*** Opening DATASET EXCERPTS ***
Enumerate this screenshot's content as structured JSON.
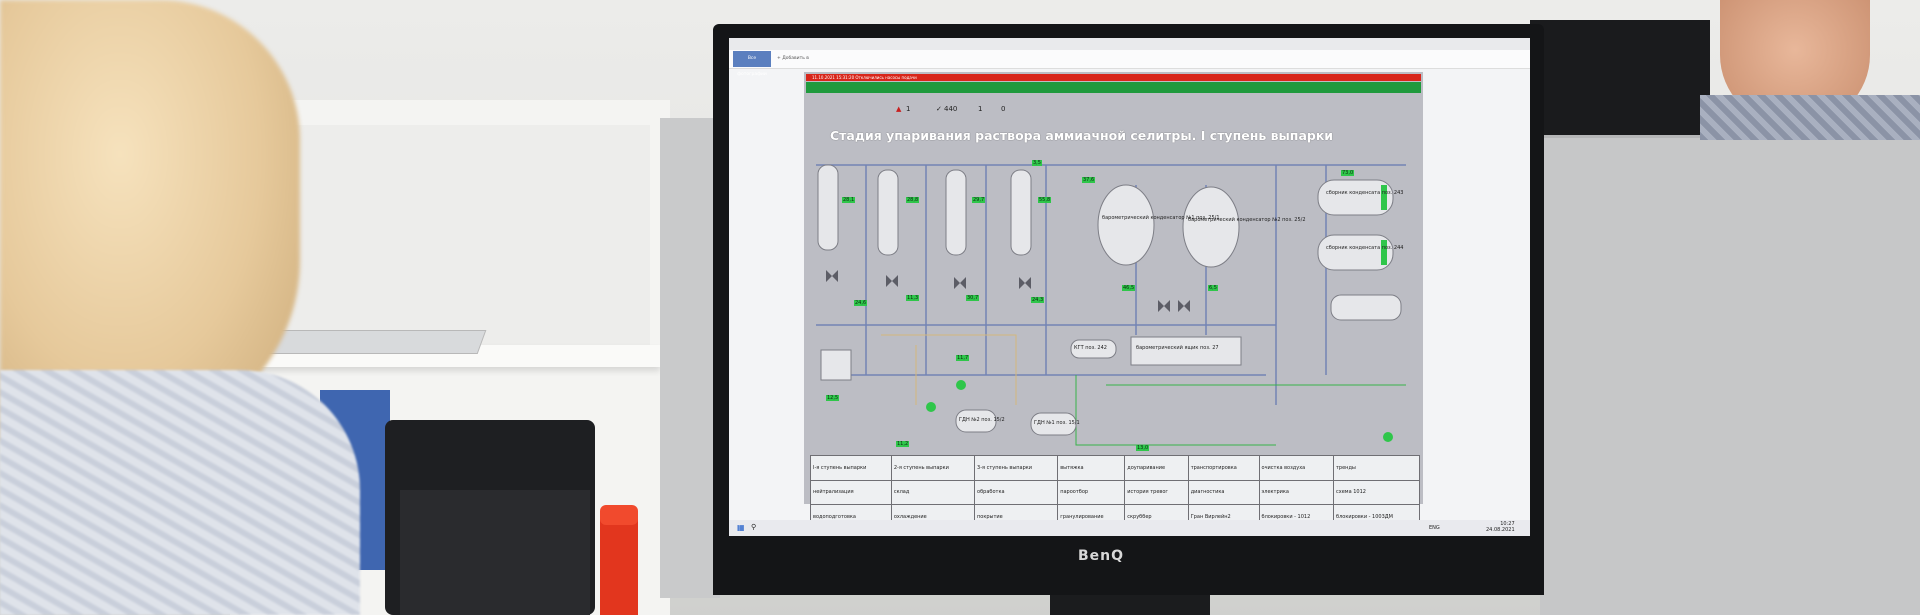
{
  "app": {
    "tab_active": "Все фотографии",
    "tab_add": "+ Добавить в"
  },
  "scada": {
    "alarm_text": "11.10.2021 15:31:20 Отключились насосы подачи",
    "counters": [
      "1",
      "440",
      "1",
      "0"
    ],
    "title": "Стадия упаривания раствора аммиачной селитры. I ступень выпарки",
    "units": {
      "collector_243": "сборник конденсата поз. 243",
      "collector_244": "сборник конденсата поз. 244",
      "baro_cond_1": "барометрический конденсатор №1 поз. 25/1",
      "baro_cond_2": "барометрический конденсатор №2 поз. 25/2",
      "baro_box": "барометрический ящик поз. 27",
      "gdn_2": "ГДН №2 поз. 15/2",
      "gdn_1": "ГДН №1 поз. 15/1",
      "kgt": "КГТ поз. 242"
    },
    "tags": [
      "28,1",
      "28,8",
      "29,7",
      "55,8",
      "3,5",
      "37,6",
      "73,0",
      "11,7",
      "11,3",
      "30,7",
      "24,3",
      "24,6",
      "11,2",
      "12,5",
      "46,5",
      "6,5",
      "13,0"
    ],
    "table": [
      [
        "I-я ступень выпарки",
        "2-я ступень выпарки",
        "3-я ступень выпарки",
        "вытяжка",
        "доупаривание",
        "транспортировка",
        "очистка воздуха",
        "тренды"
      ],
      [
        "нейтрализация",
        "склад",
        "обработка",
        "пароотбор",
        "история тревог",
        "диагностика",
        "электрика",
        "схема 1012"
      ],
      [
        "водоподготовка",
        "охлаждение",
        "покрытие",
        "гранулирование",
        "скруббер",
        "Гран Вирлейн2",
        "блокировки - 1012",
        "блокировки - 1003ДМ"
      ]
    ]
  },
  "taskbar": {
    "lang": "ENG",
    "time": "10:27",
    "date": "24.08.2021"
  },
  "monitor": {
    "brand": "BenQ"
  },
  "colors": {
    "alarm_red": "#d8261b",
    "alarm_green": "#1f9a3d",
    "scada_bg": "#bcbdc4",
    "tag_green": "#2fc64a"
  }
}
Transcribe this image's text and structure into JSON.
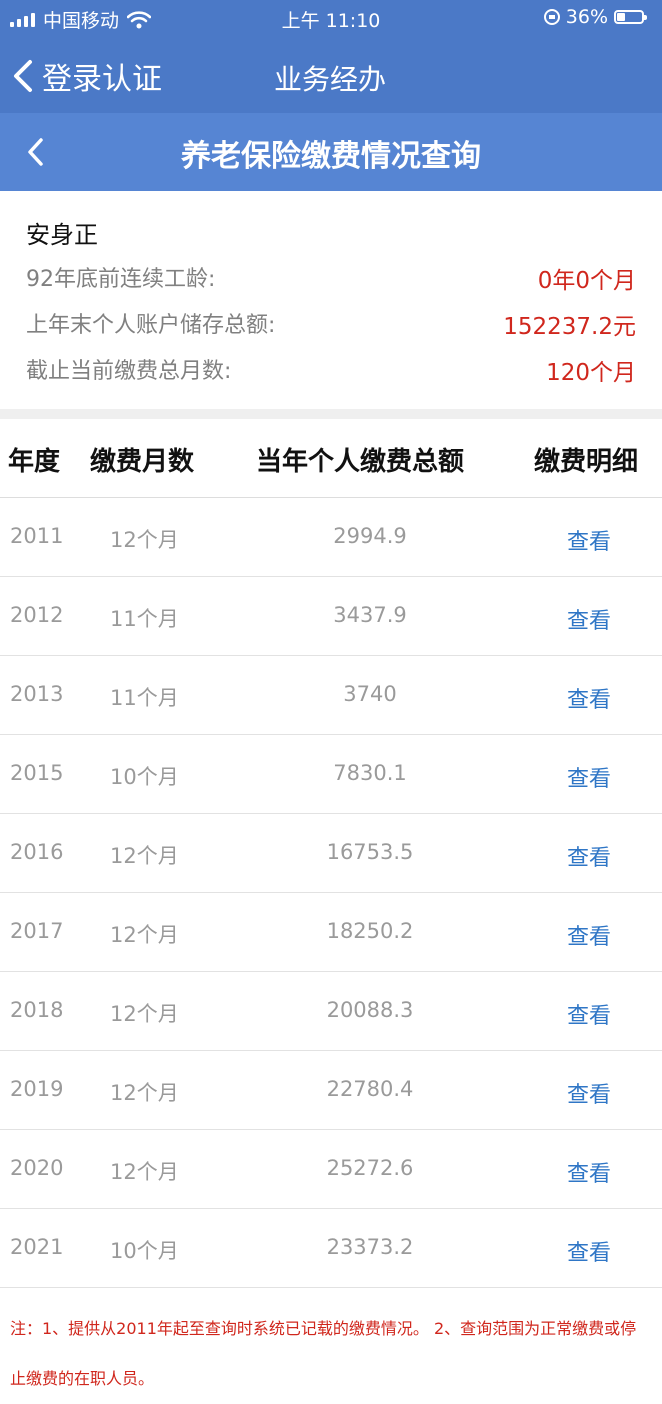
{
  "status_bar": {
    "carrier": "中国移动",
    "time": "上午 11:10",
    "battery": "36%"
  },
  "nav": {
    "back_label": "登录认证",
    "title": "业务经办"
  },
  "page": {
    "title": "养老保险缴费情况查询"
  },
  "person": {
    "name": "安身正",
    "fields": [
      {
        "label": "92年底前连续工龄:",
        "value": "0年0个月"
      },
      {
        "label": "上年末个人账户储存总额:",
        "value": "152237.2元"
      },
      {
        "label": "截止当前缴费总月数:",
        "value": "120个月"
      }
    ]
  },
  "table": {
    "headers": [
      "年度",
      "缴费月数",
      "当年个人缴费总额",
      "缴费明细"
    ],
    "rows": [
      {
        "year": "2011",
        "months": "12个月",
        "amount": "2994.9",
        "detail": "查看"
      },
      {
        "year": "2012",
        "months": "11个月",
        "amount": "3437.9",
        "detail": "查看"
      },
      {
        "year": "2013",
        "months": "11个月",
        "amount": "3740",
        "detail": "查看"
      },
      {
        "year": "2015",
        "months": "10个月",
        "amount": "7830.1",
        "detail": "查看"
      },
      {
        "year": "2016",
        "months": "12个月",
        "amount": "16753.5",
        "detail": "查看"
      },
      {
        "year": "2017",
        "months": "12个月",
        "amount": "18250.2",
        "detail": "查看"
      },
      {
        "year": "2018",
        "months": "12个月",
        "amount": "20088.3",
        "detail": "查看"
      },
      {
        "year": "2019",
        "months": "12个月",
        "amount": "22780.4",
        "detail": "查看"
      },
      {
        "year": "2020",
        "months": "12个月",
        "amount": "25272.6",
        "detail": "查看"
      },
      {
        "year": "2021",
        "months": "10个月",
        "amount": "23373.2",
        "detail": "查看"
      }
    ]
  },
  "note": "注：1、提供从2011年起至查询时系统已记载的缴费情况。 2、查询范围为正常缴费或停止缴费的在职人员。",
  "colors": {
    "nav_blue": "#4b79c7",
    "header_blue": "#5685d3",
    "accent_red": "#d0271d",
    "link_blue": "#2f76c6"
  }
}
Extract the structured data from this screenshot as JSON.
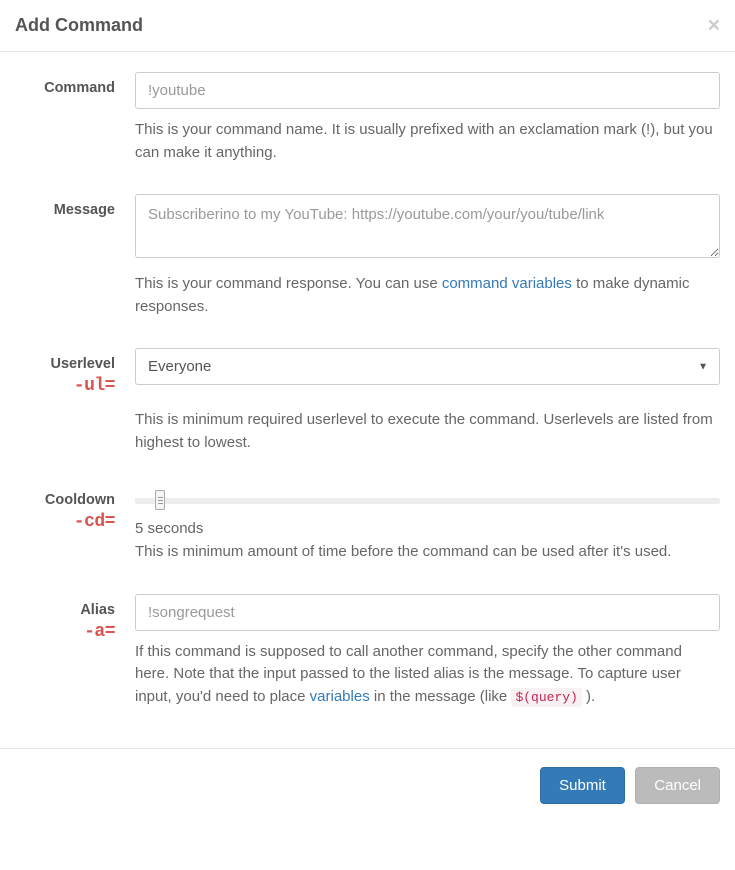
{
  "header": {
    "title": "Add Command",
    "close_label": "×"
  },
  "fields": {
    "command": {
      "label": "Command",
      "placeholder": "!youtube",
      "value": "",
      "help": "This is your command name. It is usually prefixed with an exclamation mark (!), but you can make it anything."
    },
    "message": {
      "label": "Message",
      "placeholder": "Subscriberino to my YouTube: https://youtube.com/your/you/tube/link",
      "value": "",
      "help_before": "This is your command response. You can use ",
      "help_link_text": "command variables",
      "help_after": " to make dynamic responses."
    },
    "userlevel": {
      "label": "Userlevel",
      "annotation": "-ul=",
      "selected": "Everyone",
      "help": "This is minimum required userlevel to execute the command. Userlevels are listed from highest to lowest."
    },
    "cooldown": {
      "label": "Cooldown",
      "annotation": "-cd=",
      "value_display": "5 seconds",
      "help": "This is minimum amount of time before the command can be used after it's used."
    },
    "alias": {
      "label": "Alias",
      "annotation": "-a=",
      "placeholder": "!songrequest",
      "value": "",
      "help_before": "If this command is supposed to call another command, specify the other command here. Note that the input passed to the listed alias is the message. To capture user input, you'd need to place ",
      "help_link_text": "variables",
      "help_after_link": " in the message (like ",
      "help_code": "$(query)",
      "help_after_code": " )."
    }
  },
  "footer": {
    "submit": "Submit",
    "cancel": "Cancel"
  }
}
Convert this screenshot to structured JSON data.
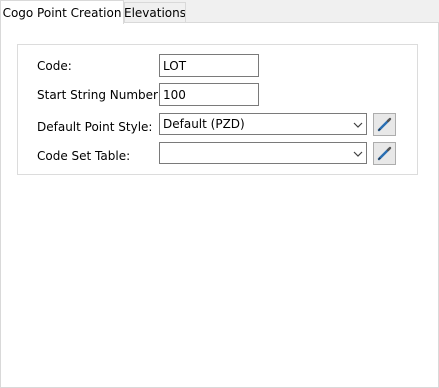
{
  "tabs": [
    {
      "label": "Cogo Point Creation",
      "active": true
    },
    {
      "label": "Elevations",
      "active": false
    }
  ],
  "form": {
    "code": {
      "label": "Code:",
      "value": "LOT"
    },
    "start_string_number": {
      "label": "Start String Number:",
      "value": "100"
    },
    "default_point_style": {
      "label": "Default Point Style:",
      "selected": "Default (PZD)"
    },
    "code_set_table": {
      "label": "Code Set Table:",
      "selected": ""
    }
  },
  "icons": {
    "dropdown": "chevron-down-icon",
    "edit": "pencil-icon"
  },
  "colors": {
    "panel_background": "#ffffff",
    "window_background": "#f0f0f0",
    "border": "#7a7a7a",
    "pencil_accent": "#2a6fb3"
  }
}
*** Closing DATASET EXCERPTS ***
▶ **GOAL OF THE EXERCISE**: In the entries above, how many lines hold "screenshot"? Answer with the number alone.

▶ **OUTPUT OF THE TASK**: 3